Q. I work in a bookstore. Usually keeping my section in perfect order is a lost cause, but when trying to alphabetize I sometimes have questions about special situations. First of all, would you put O’Shaughnessy before Omartian because it has an apostrophe, or would you pretend the apostrophe isn’t there for purposes of alphabetization? (I have been assuming that an apostrophe would count as a letter just before A in the alphabet.) I would also appreciate it if you could enlighten me as to whether there is an order for punctuation—if apostrophes come before hyphens and whatnot. In alphabetizing names that have abbreviations in them, should I treat author St. George as “Saint George” or “S-T-period-space-George”? It makes a big difference as to whether to put him in the STs or the SAs. Thank you for your attention.

Q. We are alphabetizing a list of Broadway musical titles and are wondering how we should deal with titles in French that begin with articles (La Cage aux Folles and Les Misérables). We are leaning toward alphabetizing under the article as you suggest for place names.

Q. We are alphabetizing a list of acronyms letter by letter, and some contain ampersands. While CMOS advises the skipping of punctuation marks and spaces, I’m left wondering what to do about this symbol. Which comes first, HMD or H&MN?

Q. As the editor of my workplace magazine, I have to alphabetize lists of donors and members. I can find no references to the following situation in the Manual: a man and woman donate as a couple (and thus will be included as one entry on the list) but have different last names. This seems to be an etiquette question, but exploring those references has not helped either. Should the names be alphabetized by whichever partner’s name is listed first on the form submitted by the donors or by the man’s last name? Please share your insight.

Q. In a bibliography where the title of an unsigned article is a date (“1939: The Beginning of the End”), does the bibliography begin with this entry, or is it alphabetized according to its spelled-out word?

Q. I’m indexing Portuguese names. For example, António Gonçalves Caldeira. Am I to index by the first last name or the second?

Q. Is alphabetizing abbreviations based on the letters in the abbreviation or the letters in the spelled-out word? For example, does wthr (weather) come before wiki (Wikipedia)? Which is “correcter,” letter-by-letter alphabetizing or word-by-word?

Q. Do you recommend last-first or first-last order for obscure or potentially confusing names in index subentries? Last-first seems awkward in terms of the number of commas required, but first-last requires alphabetizing by given names—also awkward.

Q. Your style manual shows an example of “Truman, Mrs. Harry S. (Bess).” In an index under “Truman,” does Harry S. come before or after Mrs. Harry S. (Bess)? That is, does Bess come before Harry or does Harry come before Mrs.?
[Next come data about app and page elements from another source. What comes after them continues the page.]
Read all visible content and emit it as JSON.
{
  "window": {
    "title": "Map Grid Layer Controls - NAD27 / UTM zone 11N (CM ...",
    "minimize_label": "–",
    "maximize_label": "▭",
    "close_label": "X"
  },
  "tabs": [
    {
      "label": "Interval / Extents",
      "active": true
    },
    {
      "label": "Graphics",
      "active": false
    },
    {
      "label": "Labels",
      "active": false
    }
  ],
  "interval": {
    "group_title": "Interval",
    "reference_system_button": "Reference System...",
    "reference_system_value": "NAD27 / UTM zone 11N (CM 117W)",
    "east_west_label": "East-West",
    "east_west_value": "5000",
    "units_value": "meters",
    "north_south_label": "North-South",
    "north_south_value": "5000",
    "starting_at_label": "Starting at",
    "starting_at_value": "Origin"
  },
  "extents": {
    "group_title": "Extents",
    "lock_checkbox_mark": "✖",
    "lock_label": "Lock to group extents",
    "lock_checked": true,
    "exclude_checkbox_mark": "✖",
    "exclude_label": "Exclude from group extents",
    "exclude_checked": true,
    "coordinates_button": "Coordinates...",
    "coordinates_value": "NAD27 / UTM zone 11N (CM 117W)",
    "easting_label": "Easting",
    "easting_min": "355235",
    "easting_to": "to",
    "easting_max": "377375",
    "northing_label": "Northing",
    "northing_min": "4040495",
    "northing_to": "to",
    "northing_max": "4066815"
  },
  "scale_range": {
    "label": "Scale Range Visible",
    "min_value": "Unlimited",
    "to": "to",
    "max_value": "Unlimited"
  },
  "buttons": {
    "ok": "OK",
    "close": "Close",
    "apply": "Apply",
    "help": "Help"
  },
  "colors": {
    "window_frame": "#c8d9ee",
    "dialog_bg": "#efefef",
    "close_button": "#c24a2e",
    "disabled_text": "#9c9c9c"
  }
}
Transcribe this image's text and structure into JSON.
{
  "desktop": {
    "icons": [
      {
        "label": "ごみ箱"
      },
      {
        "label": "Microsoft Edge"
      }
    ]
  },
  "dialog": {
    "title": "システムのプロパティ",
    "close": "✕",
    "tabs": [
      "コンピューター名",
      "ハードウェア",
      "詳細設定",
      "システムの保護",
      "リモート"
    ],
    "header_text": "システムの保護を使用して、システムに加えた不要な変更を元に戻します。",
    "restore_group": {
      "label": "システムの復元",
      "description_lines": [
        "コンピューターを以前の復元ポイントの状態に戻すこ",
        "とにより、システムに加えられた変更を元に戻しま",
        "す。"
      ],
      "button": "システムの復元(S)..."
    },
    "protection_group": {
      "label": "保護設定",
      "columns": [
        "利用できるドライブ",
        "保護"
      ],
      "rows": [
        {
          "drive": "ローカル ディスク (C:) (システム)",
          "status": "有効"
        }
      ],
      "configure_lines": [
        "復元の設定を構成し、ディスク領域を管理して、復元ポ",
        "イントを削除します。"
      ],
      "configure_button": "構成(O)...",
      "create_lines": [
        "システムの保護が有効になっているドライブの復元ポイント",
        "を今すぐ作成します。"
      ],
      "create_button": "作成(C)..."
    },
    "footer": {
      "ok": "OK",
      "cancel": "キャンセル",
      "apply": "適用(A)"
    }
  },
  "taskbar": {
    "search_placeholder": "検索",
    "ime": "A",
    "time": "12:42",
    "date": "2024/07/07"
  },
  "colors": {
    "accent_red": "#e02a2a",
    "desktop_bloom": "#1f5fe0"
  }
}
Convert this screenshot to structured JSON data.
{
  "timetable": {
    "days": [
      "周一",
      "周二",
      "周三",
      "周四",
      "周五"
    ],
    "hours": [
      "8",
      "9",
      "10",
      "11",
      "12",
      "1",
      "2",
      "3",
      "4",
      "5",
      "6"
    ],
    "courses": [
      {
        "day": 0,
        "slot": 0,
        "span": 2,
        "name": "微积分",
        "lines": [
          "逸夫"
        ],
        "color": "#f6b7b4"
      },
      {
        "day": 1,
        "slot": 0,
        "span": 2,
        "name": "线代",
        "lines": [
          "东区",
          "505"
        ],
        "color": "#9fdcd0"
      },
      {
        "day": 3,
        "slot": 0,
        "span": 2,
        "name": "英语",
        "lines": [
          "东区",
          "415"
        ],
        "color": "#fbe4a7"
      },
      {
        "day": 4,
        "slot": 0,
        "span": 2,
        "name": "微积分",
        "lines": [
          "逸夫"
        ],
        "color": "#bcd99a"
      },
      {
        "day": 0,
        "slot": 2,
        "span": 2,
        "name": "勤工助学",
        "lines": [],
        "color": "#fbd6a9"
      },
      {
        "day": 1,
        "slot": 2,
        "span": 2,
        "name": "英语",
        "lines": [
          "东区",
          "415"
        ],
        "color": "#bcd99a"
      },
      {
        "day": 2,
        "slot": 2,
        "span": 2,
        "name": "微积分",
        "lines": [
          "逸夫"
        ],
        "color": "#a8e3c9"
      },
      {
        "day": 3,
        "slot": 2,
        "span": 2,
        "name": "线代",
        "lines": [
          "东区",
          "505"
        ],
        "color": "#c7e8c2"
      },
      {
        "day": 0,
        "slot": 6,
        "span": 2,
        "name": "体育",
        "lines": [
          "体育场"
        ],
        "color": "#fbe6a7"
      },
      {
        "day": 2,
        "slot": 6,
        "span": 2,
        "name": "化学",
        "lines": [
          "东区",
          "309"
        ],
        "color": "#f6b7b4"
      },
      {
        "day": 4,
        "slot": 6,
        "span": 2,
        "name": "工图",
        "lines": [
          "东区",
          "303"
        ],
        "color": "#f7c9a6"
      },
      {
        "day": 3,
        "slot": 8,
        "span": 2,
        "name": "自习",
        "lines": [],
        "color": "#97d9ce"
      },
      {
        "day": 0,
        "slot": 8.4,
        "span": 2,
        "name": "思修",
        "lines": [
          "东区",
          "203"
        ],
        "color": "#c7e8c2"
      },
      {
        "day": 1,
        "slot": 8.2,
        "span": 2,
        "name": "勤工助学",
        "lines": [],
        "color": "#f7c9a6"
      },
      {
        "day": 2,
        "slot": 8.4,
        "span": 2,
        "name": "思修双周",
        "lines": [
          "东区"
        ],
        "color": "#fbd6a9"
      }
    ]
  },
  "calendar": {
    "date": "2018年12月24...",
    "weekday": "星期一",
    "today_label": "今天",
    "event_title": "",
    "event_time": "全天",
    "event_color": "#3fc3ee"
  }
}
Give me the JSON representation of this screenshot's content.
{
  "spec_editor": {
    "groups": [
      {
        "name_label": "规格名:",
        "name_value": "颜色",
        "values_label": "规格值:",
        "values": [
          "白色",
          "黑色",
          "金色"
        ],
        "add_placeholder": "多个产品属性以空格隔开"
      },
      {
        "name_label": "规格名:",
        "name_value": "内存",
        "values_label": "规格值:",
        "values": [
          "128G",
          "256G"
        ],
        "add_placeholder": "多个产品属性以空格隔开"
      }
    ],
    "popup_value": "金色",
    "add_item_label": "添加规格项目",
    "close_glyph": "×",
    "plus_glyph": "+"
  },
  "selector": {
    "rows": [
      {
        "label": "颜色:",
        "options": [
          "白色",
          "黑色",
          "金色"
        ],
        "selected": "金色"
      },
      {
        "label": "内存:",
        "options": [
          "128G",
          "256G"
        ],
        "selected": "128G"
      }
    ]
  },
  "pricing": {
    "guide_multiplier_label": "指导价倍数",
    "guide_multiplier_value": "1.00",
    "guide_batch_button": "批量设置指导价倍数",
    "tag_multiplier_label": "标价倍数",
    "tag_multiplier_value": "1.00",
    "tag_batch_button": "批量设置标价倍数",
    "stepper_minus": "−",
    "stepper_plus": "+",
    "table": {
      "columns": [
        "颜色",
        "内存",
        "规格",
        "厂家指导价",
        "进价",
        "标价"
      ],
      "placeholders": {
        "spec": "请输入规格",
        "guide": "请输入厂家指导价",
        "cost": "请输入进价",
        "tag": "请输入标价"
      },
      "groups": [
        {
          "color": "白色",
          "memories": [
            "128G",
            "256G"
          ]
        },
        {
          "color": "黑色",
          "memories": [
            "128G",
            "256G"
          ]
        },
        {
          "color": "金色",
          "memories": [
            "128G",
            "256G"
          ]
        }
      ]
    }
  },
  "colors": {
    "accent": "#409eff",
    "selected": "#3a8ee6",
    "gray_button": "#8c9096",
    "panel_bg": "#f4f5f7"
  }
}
Q. I’m editing an art book, and an alphabetized list of mentioned paintings for the back of the book has all the titles with the article in front—for instance, “The Black Rose” is alphabetized under T. I want to change these to “Black Rose, The,” but my author feels that titles are sacrosanct and cannot be changed. I can’t find anything in my manual about treating paintings differently from titles of books in alphabetizing. In the end, I’ll go with whatever she decides, but I’d like to get your take on this. Thanks.